So what does make a murderer? Scientists are beginning to answer the questions as to whether murder is something that is a byproduct of human culture (our environment), or whether there some biological aspect (our genes) that makes our species inherently violent. While there have been a number of studies that have explored the genetics of human aggression, it is interesting to wonder if violent behavior, especially murder, is something that we inherited from our primate ancestors. Are we, as humans, more violent than our ancestors?
An Evolutionary Perspective
In order to understand these questions, it was necessary to look at violent behavior in our evolutionary past. That is exactly what a team of scientists from the University of Granada did. The premise was relatively simple, if there is an evolutionary basis to violence, then species which have a close evolutionary relationship should have similar levels of lethal violence. To test this hypothesis, they looked at evidence of lethal violence behavior in 1,024 mammal species, including everything from primates to whales. As you might expect, many mammal species (over 40%) do not display evidence of this form of violence, but among those that do, the values of closely-related species indicated that there may be a relationship. Furthermore, social factors clearly influenced the level of lethal violence. Social structure and territorality of the species had the ability to moderate the predicted level of violence. Generally speaking – the more social and territorial, the higher the level of lethal violence.
This data was compared to information obtained on 600 populations of humans from 50,000 BCE till modern times. Interestingly, early human hunter-gatherer societies displayed levels of lethal violence that were comparable to our primate (chimpanzee) relatives, suggesting to the researchers that there was an evolutionary factor involved.
Don’t Rule Out the Environment
As you may expect, the level of violence in human in human history has fluctuated wildly. We have gone through some rough times as a species, and there have been periods of time where lethal violence was much more prevalent than today.The researchers decided to take a look at the social-political structure of the human populations to identify a pattern. They divided the populations into groups – bands, tribes, chiefdoms and states – and then analyzed the level of violence. In the earlier periods, the level of lethal violence was about 2 percent, the same as is found in our primate relatives. But as society developed into warring tribes and chiefdoms, these values fluctuated as high as 30%. Today, modern societies have levels of lethal violence that are far lower than what is predicted by our evolutionary past, suggesting that the environmental structure of modern society is able to modify the biological influence.
Not Everyone Agrees
But as you would expect in science – not everyone agrees with this study. Not only are there problems with identifying evidence of violent behavior, such as murder, in the past, but there is also the question of what was classified as a murder. For example, some primates regularly practice infanticide, but have very little evidence of adult-adult homicide. The scientists themselves point out some of the limitations of their study and suggest that it primarily should serve as a database for additional studies. According to José María Gómez, the lead author of the paper, “”Our study provides a detailed phylogenetic and historical context against which to compare levels of lethal violence observed throughout our history”.

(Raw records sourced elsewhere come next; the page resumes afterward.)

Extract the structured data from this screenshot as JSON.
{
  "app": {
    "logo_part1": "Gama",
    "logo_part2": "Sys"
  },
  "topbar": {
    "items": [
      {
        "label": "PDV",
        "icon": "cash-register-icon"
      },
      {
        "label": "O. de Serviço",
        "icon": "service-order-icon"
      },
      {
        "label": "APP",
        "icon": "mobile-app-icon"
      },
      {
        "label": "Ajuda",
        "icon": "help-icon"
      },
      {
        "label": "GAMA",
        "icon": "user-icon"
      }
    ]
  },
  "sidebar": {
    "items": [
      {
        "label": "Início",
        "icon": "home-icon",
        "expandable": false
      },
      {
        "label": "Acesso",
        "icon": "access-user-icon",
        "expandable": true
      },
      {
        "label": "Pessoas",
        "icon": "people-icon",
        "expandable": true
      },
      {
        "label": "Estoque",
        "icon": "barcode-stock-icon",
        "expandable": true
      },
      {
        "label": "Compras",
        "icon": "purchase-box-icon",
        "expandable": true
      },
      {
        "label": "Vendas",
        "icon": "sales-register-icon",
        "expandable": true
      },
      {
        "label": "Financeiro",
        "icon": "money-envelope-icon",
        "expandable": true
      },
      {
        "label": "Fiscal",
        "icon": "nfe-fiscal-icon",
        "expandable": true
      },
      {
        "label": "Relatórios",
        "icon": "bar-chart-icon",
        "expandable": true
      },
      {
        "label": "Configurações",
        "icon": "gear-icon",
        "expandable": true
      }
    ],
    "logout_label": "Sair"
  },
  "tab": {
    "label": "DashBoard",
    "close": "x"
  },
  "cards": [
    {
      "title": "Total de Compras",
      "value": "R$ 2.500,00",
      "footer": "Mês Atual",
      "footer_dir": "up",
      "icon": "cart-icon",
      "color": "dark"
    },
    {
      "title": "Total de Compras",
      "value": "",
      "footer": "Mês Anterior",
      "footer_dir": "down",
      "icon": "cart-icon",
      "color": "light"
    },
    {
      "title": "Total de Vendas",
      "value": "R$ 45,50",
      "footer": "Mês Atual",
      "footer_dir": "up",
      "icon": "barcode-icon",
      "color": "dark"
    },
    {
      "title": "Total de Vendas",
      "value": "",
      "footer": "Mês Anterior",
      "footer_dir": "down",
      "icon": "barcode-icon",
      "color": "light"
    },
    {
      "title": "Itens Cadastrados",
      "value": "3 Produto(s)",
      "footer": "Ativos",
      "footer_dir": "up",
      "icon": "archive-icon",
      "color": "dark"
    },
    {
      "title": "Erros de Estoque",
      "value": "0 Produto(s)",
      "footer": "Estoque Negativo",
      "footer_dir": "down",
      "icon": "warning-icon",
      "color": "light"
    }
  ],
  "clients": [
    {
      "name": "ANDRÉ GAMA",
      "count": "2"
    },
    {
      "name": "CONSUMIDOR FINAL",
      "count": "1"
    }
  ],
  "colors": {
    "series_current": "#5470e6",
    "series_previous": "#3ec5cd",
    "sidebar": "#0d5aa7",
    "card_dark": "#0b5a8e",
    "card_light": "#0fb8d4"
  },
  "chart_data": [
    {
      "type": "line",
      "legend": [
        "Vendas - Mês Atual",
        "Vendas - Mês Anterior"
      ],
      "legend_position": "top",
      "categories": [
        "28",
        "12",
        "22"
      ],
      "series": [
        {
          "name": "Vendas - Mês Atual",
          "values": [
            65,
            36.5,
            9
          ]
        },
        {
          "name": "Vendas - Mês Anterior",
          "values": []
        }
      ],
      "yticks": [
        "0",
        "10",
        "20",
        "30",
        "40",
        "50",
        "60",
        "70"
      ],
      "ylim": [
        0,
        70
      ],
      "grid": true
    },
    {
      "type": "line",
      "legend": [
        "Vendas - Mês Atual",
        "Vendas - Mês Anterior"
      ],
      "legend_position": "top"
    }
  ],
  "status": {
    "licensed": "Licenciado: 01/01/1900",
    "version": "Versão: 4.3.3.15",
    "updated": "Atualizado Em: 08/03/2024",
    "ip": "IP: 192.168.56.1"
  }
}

The Take-Home Message
So what does then make a murderer? While we have an evolutionary history of violence in our species, the level of that violence is modified by the social-political structure of human society. According to Dr. Gomez, “The main message of the study, from our point of view, is that no matter how violent or pacific we are in the origin, we can modulate the level of interpersonal violence by changing our social environment.” And perhaps that is the real finding of this study, that we are beginning to understand some of the factors, both good and bad, that make us human.
“Killing each other has an evolutionary origin” – ResearchGate, 28 Sept 2016

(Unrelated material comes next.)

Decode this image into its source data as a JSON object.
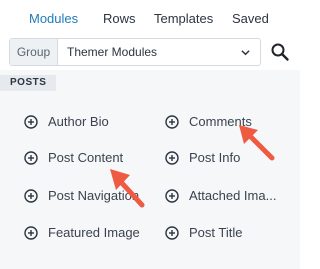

“Natural born killers: Humans are predisposed to murder and inherited trait from PRIMATES during evolution” – DailyMail, 28 Sept 2016
Gómez, José María, et al. “The phylogenetic roots of human lethal violence.”Nature (2016).

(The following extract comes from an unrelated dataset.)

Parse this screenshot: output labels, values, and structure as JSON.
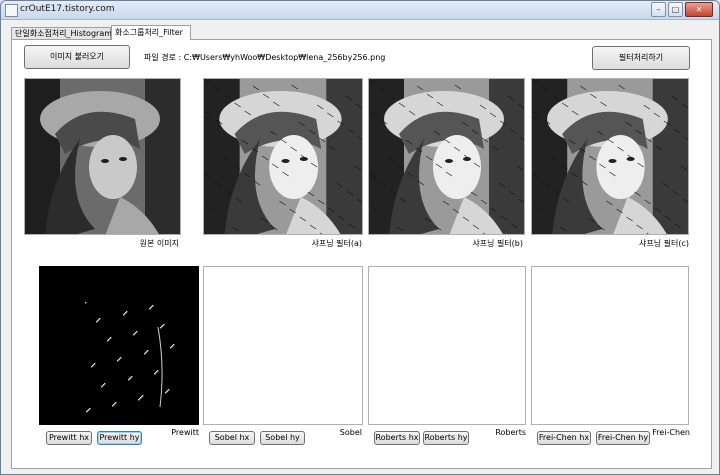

“Humans’ murder rates explained by primate ancestors, controversial study says” – ARSTechnica 30 Sept 2016
- “The Genetics of Violent Behavior” – Jackson Laboratory, 7 Dec 2015
“Murder ‘comes naturally’ to chimpanzees” – BBC 18 Sept 2014
- Chimpanzee – By Lepidlizard (Own work) [Public domain], via Wikimedia Commons
- Spider monkey – Ricochet Creative Productions LLC
- Medieval battle – Public Domain (WikiMedia Commons)
Michael Windelspecht is the primary editor and writer on Ricochet Science. He has a PhD in evolutionary genetics from the University of South Florida and has taught introductory biology and genetics for almost 20 years. He is also the managing/lead author for the Mader/Windelspecht series of introductory biology texts. For more on Michael, visit his website – michaelwindelspecht.com